Perhaps an unlikely setting for an experiment in international migrant integration, this prosperous town is hosting more than half of its 800 government-assigned migrants in private homes or apartments, rather than large shelters.
Germany has been debating how to integrate the more than 1.1 million refugees who arrived in the country over the past 12 months. The hundreds of attacks on women and girls on New Year’s Eve in Cologne, apparently by groups of migrants, have intensified the debate.
The actions of this one tow, however, has given rise to a new phrase: the "Gmund" way of integration, an approach pioneered by Mayor Richard Arnold.
“Integration goes faster if the refugees move outside the central buildings in little groups, even into the villages surrounding Schwabisch Gmund," he said. "So decentralized housing has become one of the essential aspects of the ‘Gmunder way.”
For Samuel Teklezghi, who is being hosted by a local family in one of those hilltop villages deep in the countryside, it is a long way from where he grew up in the Eritrean capital, Asmara.

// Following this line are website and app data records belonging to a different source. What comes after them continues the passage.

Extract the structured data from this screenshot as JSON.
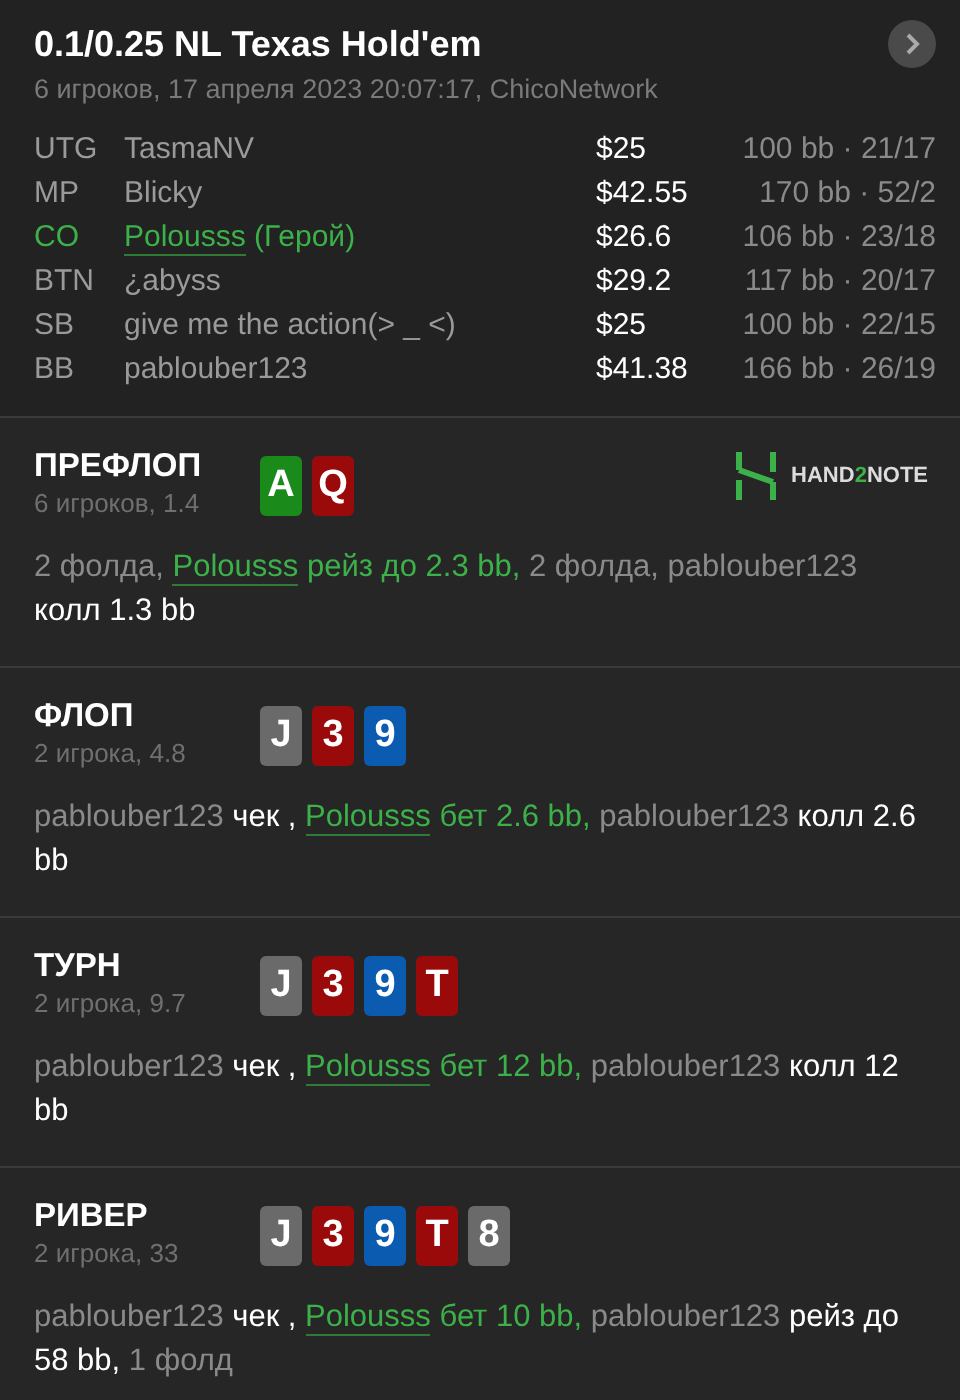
{
  "header": {
    "title": "0.1/0.25 NL Texas Hold'em",
    "subtitle": "6 игроков, 17 апреля 2023 20:07:17, ChicoNetwork"
  },
  "players": [
    {
      "position": "UTG",
      "name": "TasmaNV",
      "hero": false,
      "stack": "$25",
      "bb_stats": "100 bb · 21/17"
    },
    {
      "position": "MP",
      "name": "Blicky",
      "hero": false,
      "stack": "$42.55",
      "bb_stats": "170 bb · 52/2"
    },
    {
      "position": "CO",
      "name": "Polousss",
      "hero": true,
      "note": "(Герой)",
      "stack": "$26.6",
      "bb_stats": "106 bb · 23/18"
    },
    {
      "position": "BTN",
      "name": "¿abyss",
      "hero": false,
      "stack": "$29.2",
      "bb_stats": "117 bb · 20/17"
    },
    {
      "position": "SB",
      "name": "give me the action(> _ <)",
      "hero": false,
      "stack": "$25",
      "bb_stats": "100 bb · 22/15"
    },
    {
      "position": "BB",
      "name": "pablouber123",
      "hero": false,
      "stack": "$41.38",
      "bb_stats": "166 bb · 26/19"
    }
  ],
  "logo": {
    "parts": [
      {
        "text": "HAND",
        "kind": "plain"
      },
      {
        "text": "2",
        "kind": "accent"
      },
      {
        "text": "NOTE",
        "kind": "plain"
      }
    ]
  },
  "streets": [
    {
      "title": "ПРЕФЛОП",
      "info": "6 игроков, 1.4",
      "logo": true,
      "cards": [
        {
          "rank": "A",
          "color": "#1a8a1a"
        },
        {
          "rank": "Q",
          "color": "#9b0a0a"
        }
      ],
      "actions": [
        {
          "kind": "plain",
          "text": "2 фолда, "
        },
        {
          "kind": "hero_name",
          "text": "Polousss"
        },
        {
          "kind": "hero",
          "text": " рейз до 2.3 bb,"
        },
        {
          "kind": "plain",
          "text": " 2 фолда, pablouber123 "
        },
        {
          "kind": "action",
          "text": "колл 1.3 bb"
        }
      ]
    },
    {
      "title": "ФЛОП",
      "info": "2 игрока, 4.8",
      "logo": false,
      "cards": [
        {
          "rank": "J",
          "color": "#6a6a6a"
        },
        {
          "rank": "3",
          "color": "#9b0a0a"
        },
        {
          "rank": "9",
          "color": "#0b5cb0"
        }
      ],
      "actions": [
        {
          "kind": "plain",
          "text": "pablouber123 "
        },
        {
          "kind": "action",
          "text": "чек , "
        },
        {
          "kind": "hero_name",
          "text": "Polousss"
        },
        {
          "kind": "hero",
          "text": " бет 2.6 bb,"
        },
        {
          "kind": "plain",
          "text": " pablouber123 "
        },
        {
          "kind": "action",
          "text": "колл 2.6 bb"
        }
      ]
    },
    {
      "title": "ТУРН",
      "info": "2 игрока, 9.7",
      "logo": false,
      "cards": [
        {
          "rank": "J",
          "color": "#6a6a6a"
        },
        {
          "rank": "3",
          "color": "#9b0a0a"
        },
        {
          "rank": "9",
          "color": "#0b5cb0"
        },
        {
          "rank": "T",
          "color": "#9b0a0a"
        }
      ],
      "actions": [
        {
          "kind": "plain",
          "text": "pablouber123 "
        },
        {
          "kind": "action",
          "text": "чек , "
        },
        {
          "kind": "hero_name",
          "text": "Polousss"
        },
        {
          "kind": "hero",
          "text": " бет 12 bb,"
        },
        {
          "kind": "plain",
          "text": " pablouber123 "
        },
        {
          "kind": "action",
          "text": "колл 12 bb"
        }
      ]
    },
    {
      "title": "РИВЕР",
      "info": "2 игрока, 33",
      "logo": false,
      "cards": [
        {
          "rank": "J",
          "color": "#6a6a6a"
        },
        {
          "rank": "3",
          "color": "#9b0a0a"
        },
        {
          "rank": "9",
          "color": "#0b5cb0"
        },
        {
          "rank": "T",
          "color": "#9b0a0a"
        },
        {
          "rank": "8",
          "color": "#6a6a6a"
        }
      ],
      "actions": [
        {
          "kind": "plain",
          "text": "pablouber123 "
        },
        {
          "kind": "action",
          "text": "чек , "
        },
        {
          "kind": "hero_name",
          "text": "Polousss"
        },
        {
          "kind": "hero",
          "text": " бет 10 bb,"
        },
        {
          "kind": "plain",
          "text": " pablouber123 "
        },
        {
          "kind": "action",
          "text": "рейз до 58 bb,"
        },
        {
          "kind": "plain",
          "text": " 1 фолд"
        }
      ]
    }
  ]
}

He was at first very reluctant, but soon changed his mind.
“Our neighboring families, so sweet; I cannot explain, because it is not enough words to explain about them," he said. "Almost I get a family. I lost a family in Eritrea, in my land, and I get a family in Deutschland [Germany]. They are my family now. If you would give me a big house in the city, I do not need it.”
Schwabisch Gmund has initiated its own German language degree for migrants. They are also encouraged to take on volunteer work.

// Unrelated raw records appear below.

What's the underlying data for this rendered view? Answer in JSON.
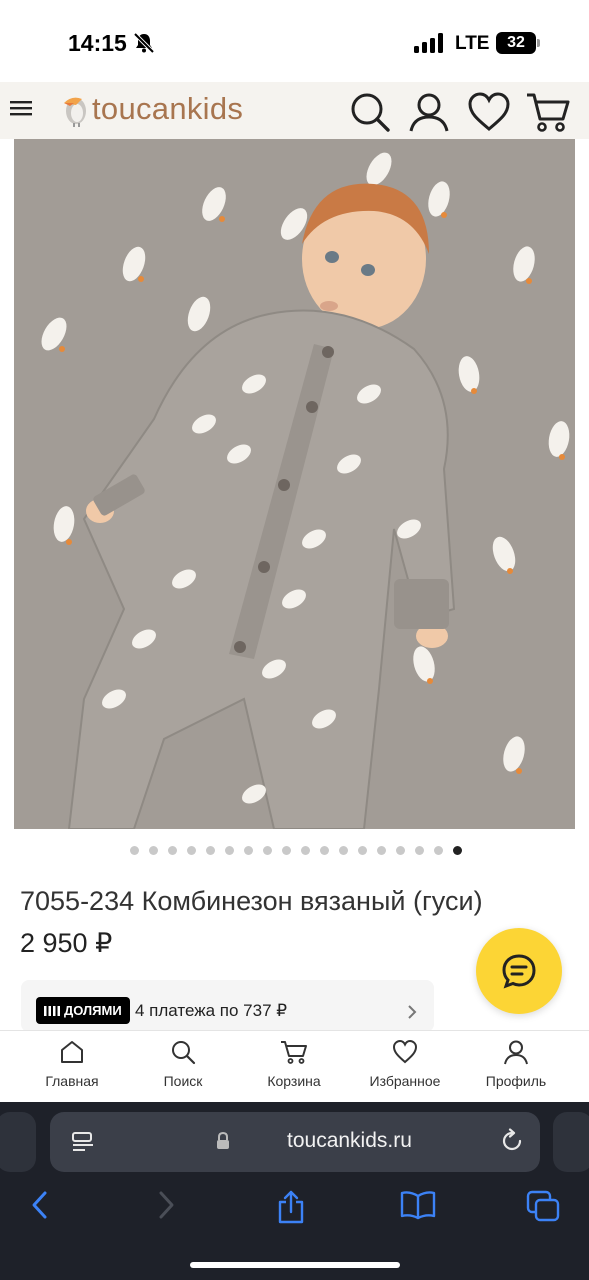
{
  "status_bar": {
    "time": "14:15",
    "network": "LTE",
    "battery": "32"
  },
  "header": {
    "logo_text": "toucankids",
    "icons": [
      "menu-icon",
      "search-icon",
      "profile-icon",
      "heart-icon",
      "cart-icon"
    ]
  },
  "product": {
    "image_description_icon": "product-photo",
    "title": "7055-234 Комбинезон вязаный (гуси)",
    "price": "2 950 ₽",
    "carousel": {
      "total": 18,
      "active_index": 17
    }
  },
  "installment": {
    "badge": "ДОЛЯМИ",
    "text": "4 платежа по 737 ₽"
  },
  "tab_bar": {
    "tabs": [
      {
        "label": "Главная",
        "icon": "home-icon"
      },
      {
        "label": "Поиск",
        "icon": "search-icon"
      },
      {
        "label": "Корзина",
        "icon": "cart-icon"
      },
      {
        "label": "Избранное",
        "icon": "heart-icon"
      },
      {
        "label": "Профиль",
        "icon": "profile-icon"
      }
    ]
  },
  "browser": {
    "url": "toucankids.ru"
  },
  "colors": {
    "logo": "#a8754f",
    "chat_button": "#fcd535",
    "header_bg": "#f5f3ef",
    "safari_accent": "#3c82f6",
    "safari_bg": "#1e2129"
  }
}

Arnold says integration is an emotional response, not just a function of local government.
“But it asks for quite an input, not only of the city administration, of the town hall, and the mayor," Arnold said. "And it of course asks the people, the citizens, to also bring an input and to also be open.”

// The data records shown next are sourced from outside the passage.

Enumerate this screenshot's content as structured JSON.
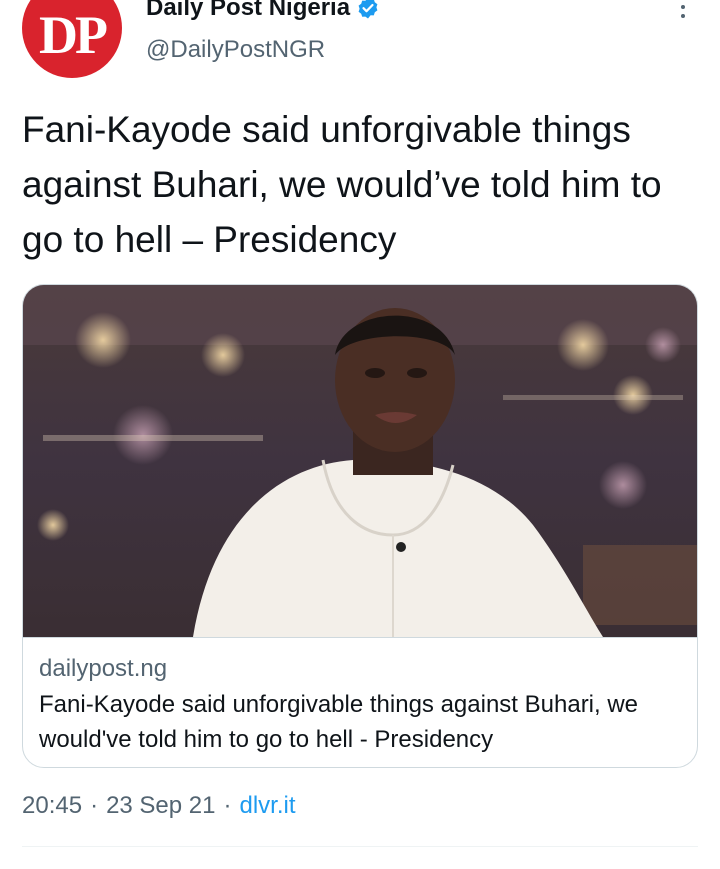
{
  "author": {
    "name": "Daily Post Nigeria",
    "handle": "@DailyPostNGR",
    "avatar_text": "DP",
    "verified": true,
    "avatar_color": "#d9232d"
  },
  "tweet": {
    "text": "Fani-Kayode said unforgivable things against Buhari, we would’ve told him to go to hell – Presidency"
  },
  "card": {
    "image_icon": "photo-of-man-speaking",
    "domain": "dailypost.ng",
    "title": "Fani-Kayode said unforgivable things against Buhari, we would've told him to go to hell - Presidency"
  },
  "meta": {
    "time": "20:45",
    "separator": "·",
    "date": "23 Sep 21",
    "source": "dlvr.it"
  },
  "colors": {
    "verified_blue": "#1d9bf0",
    "secondary_text": "#536471",
    "border": "#cfd9de"
  }
}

Schwabisch Gmund is preparing to double its intake of refugees. But Mayor Arnold says there is a limit to the numbers his town can take in, and Europe should share both the burden and the opportunities the refugees can offer.